          Both responses are summarised in the clerk’s note. Both consider the points in the petition in detail, but do not agree with the petitioner.

          The petitioner is of the view that

          “To make the 2005 legislation fully compliant with the ECHR, all that is required is for the SFRS to be given an explicit statutory duty to rescue at every category of life-threatening emergency which they attend.”

          This is another interesting petition. I put on record my particular thanks to the SFRS for its submission, which was very detailed, took our questions seriously and gave us a full picture of its views.

          I do not find myself in agreement with the petitioner. From the responses that we have received, I feel confident that the approach in the legislation is fully compliant.

          I ask members for their comments.

        • Gail Ross:

          I was also grateful for the detail that the SFRS response went into. It explained things extremely well.

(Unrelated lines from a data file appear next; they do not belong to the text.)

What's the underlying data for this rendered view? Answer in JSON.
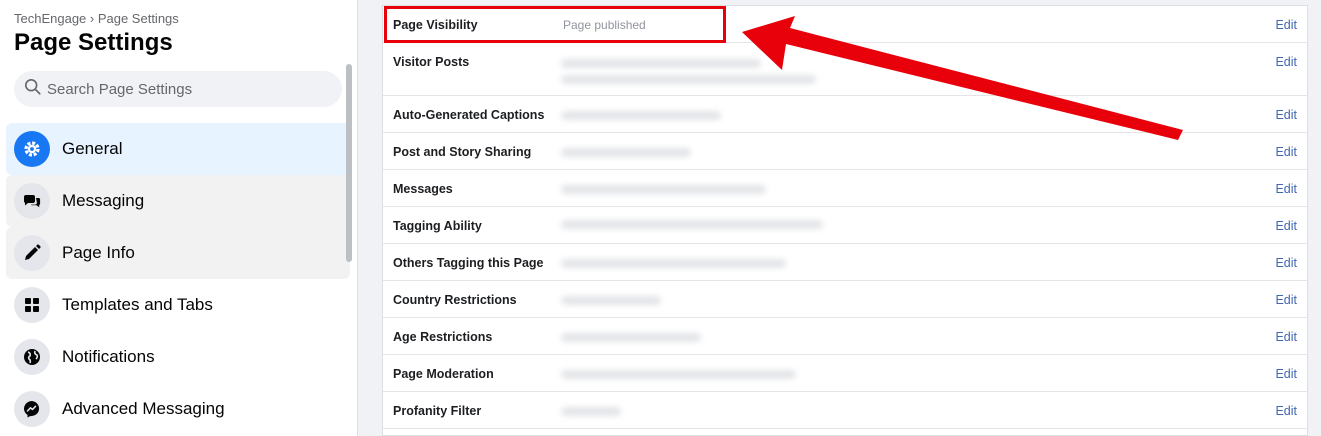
{
  "sidebar": {
    "breadcrumb": "TechEngage › Page Settings",
    "title": "Page Settings",
    "search_placeholder": "Search Page Settings",
    "items": [
      {
        "label": "General",
        "icon": "gear-icon",
        "state": "active"
      },
      {
        "label": "Messaging",
        "icon": "chat-bubbles-icon",
        "state": "hover"
      },
      {
        "label": "Page Info",
        "icon": "pencil-icon",
        "state": "hover"
      },
      {
        "label": "Templates and Tabs",
        "icon": "grid-icon",
        "state": "normal"
      },
      {
        "label": "Notifications",
        "icon": "globe-icon",
        "state": "normal"
      },
      {
        "label": "Advanced Messaging",
        "icon": "messenger-icon",
        "state": "normal"
      }
    ]
  },
  "settings": {
    "edit_label": "Edit",
    "rows": [
      {
        "label": "Page Visibility",
        "value": "Page published"
      },
      {
        "label": "Visitor Posts",
        "value": ""
      },
      {
        "label": "Auto-Generated Captions",
        "value": ""
      },
      {
        "label": "Post and Story Sharing",
        "value": ""
      },
      {
        "label": "Messages",
        "value": ""
      },
      {
        "label": "Tagging Ability",
        "value": ""
      },
      {
        "label": "Others Tagging this Page",
        "value": ""
      },
      {
        "label": "Country Restrictions",
        "value": ""
      },
      {
        "label": "Age Restrictions",
        "value": ""
      },
      {
        "label": "Page Moderation",
        "value": ""
      },
      {
        "label": "Profanity Filter",
        "value": ""
      }
    ]
  },
  "colors": {
    "accent": "#1877f2",
    "link": "#4267b2",
    "annotation": "#e8000b"
  }
}
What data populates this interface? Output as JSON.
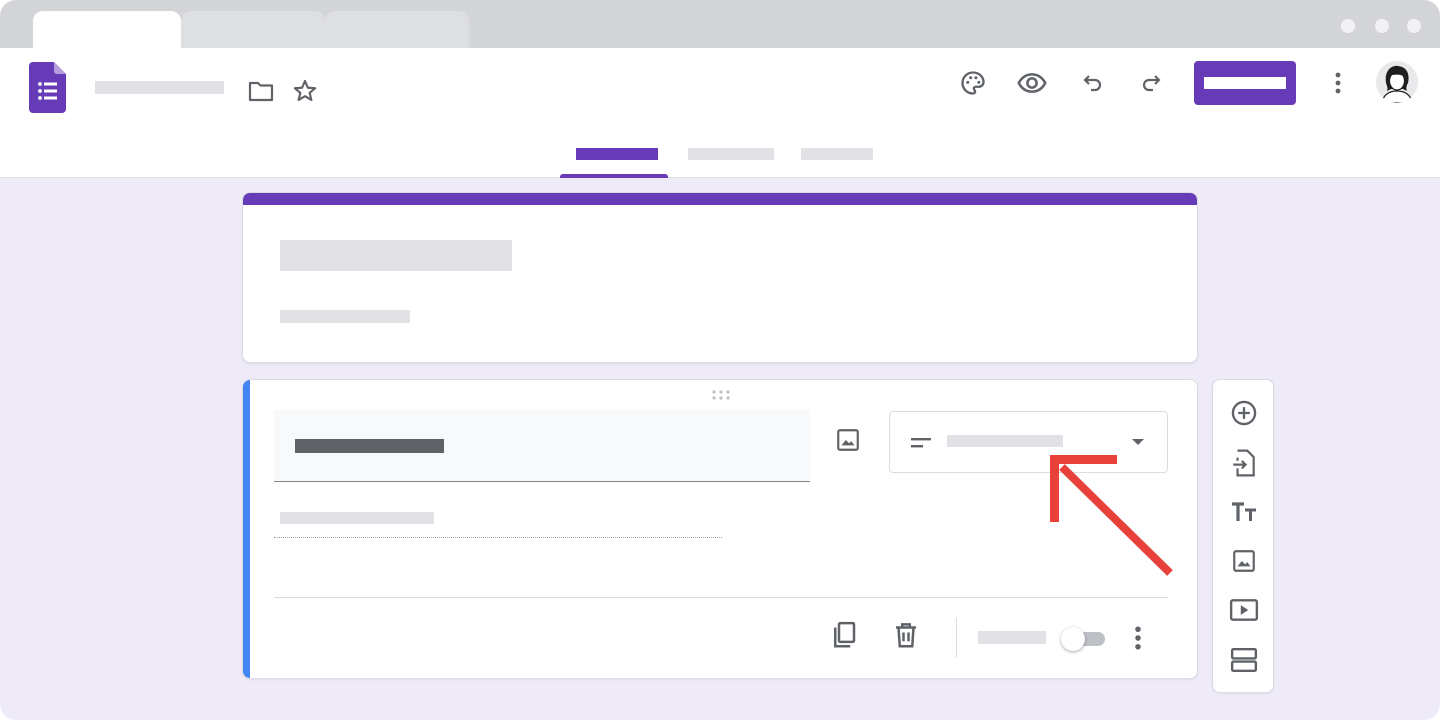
{
  "browser": {
    "tabs": [
      {
        "label": "",
        "active": true
      },
      {
        "label": "",
        "active": false
      },
      {
        "label": "",
        "active": false
      }
    ],
    "window_controls": [
      "dot-icon",
      "dot-icon",
      "dot-icon"
    ]
  },
  "header": {
    "logo_icon": "google-forms-icon",
    "form_title": "",
    "icons": [
      "folder-icon",
      "star-icon",
      "palette-icon",
      "eye-icon",
      "undo-icon",
      "redo-icon",
      "more-vert-icon"
    ],
    "send_label": "",
    "nav_tabs": [
      {
        "label": "",
        "active": true
      },
      {
        "label": "",
        "active": false
      },
      {
        "label": "",
        "active": false
      }
    ]
  },
  "form": {
    "title": "",
    "description": "",
    "question": {
      "text": "",
      "type_label": "",
      "type_icon": "short-answer-icon",
      "answer_placeholder": "",
      "required_label": "",
      "required": false
    }
  },
  "side_toolbar": {
    "icons": [
      "add-question-icon",
      "import-questions-icon",
      "add-title-icon",
      "add-image-icon",
      "add-video-icon",
      "add-section-icon"
    ]
  },
  "annotation": {
    "type": "arrow",
    "color": "#e8403a",
    "points_to": "question-type-select"
  },
  "colors": {
    "accent": "#673ab7",
    "question_bar": "#4285f4",
    "page_background": "#eeeaf8",
    "icon": "#5f6368"
  }
}
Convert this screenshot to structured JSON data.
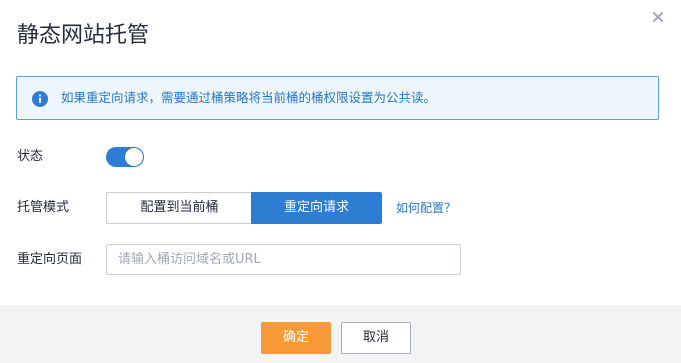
{
  "dialog": {
    "title": "静态网站托管",
    "close_icon": "close-icon"
  },
  "notice": {
    "icon": "info-icon",
    "text": "如果重定向请求，需要通过桶策略将当前桶的桶权限设置为公共读。"
  },
  "status": {
    "label": "状态",
    "enabled": true
  },
  "hosting_mode": {
    "label": "托管模式",
    "options": [
      "配置到当前桶",
      "重定向请求"
    ],
    "selected": "重定向请求",
    "help_link": "如何配置？"
  },
  "redirect_page": {
    "label": "重定向页面",
    "value": "",
    "placeholder": "请输入桶访问域名或URL"
  },
  "footer": {
    "ok_label": "确定",
    "cancel_label": "取消"
  },
  "colors": {
    "accent": "#2d7dd2",
    "primary_button": "#f69a37",
    "notice_border": "#5e9edb",
    "notice_bg": "#eef6fd"
  }
}
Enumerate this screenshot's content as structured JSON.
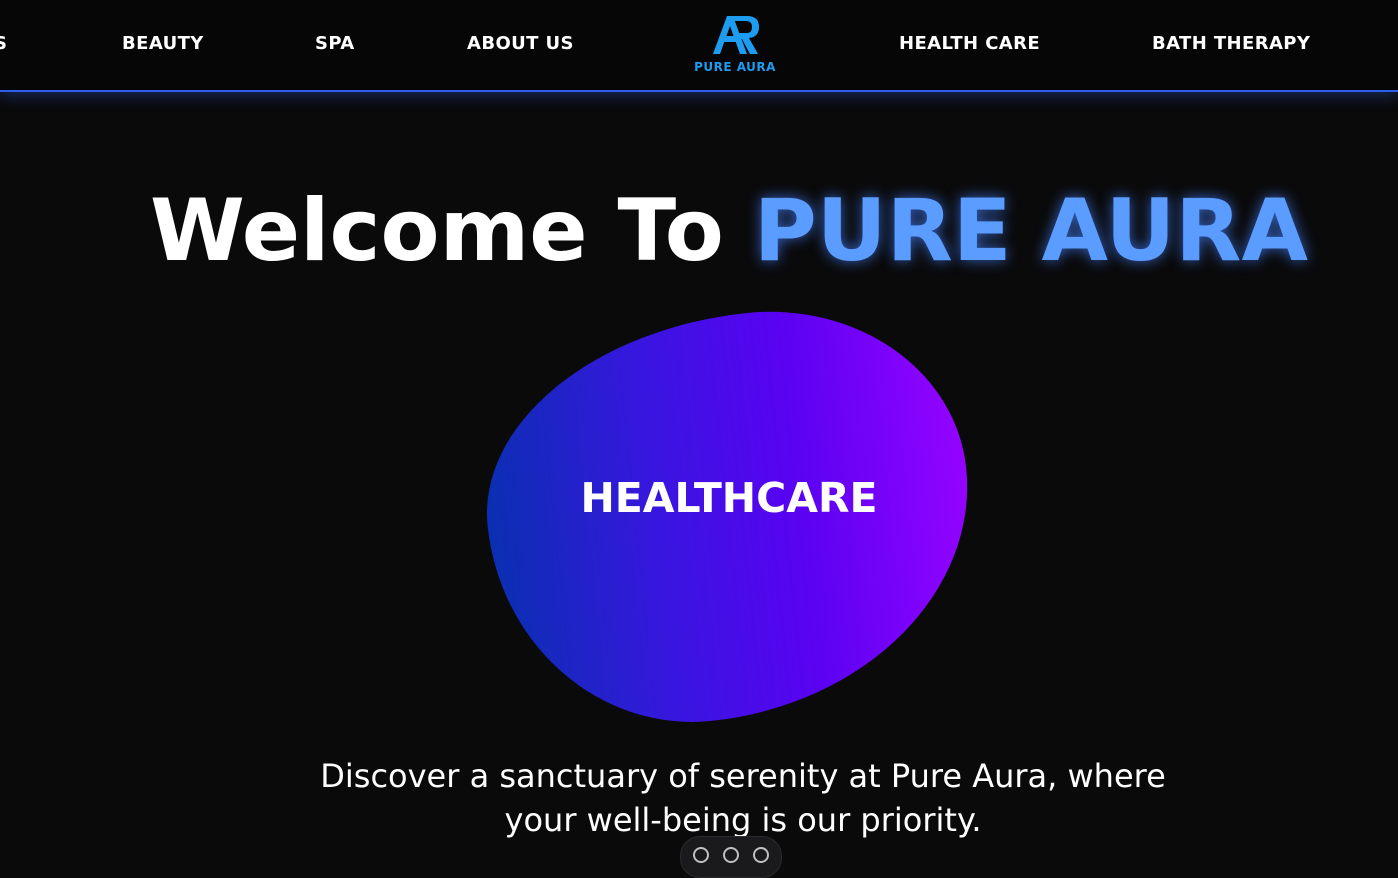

          I think that we have no choice but to close the petition, because there have been substantive reviews of the legislation. Our notes mention the Justice Committee’s post-legislative scrutiny of the 2012 act.

          The Scottish courts have the remit to challenge any legislation that is not in compliance with human rights legislation, but that has not been done in relation to the Fire (Scotland) Act 2005. Therefore, I do not believe that there is any contravention of human rights. Both submissions say so.

          The petitioner has brought forward a very interesting point, and I thank him for doing so. However, I think that we should close the petition under rule 15.7 of standing orders.

        • Tom Mason:

          The explanations and the submissions are comprehensive. The issue is very intricate, but we cannot take it any further. I suppose that the next stage is to have a case taken to court. Whatever opinions are taken now will certainly be opinions and not necessarily facts. At this stage, the only thing that we can do is close the petition and thank the petitioner for lodging it. It has raised some interesting points that will keep lawyers happy for some time.

        • David Torrance:

          Like the convener, I have confidence in the detailed responses that we have received from the SFRS and the Scottish Government, so I am happy for the petition to be closed.

        • Maurice Corry:

          As I recall, the issue goes way back to when the SFRS or a previous organisation was referred to an incident in Lanarkshire to do with a mineshaft. Since then, there have been a lot of examinations of the functionality of the Scottish Fire and Rescue Service and it has been brought in line. I am content that it has reviewed itself well, and recommend that we close the petition under rule 15.7 of standing orders. I agree with my colleagues that there is sufficient coverage by the SFRS to deal with such situations in the future, so I have no problem in commending that recommendation.

        • The Convener:

          I think that we agree that we should close the petition under rule 15.7 of standing orders. We are satisfied that the relevant legislation is compliant.

          We thank the petitioner and all those who have responded. The petitioner has the right, of course, to return with the petition after a year if he feels that that would be worth while. We thank the petitioner very much for engaging.

          I thank the broadcasting staff and the clerks for getting us through our second virtual meeting. Any mistakes were certainly not to do with them. We have had an interesting and useful meeting, and we very much appreciate the support that we have been given.

          Meeting closed at 11:05.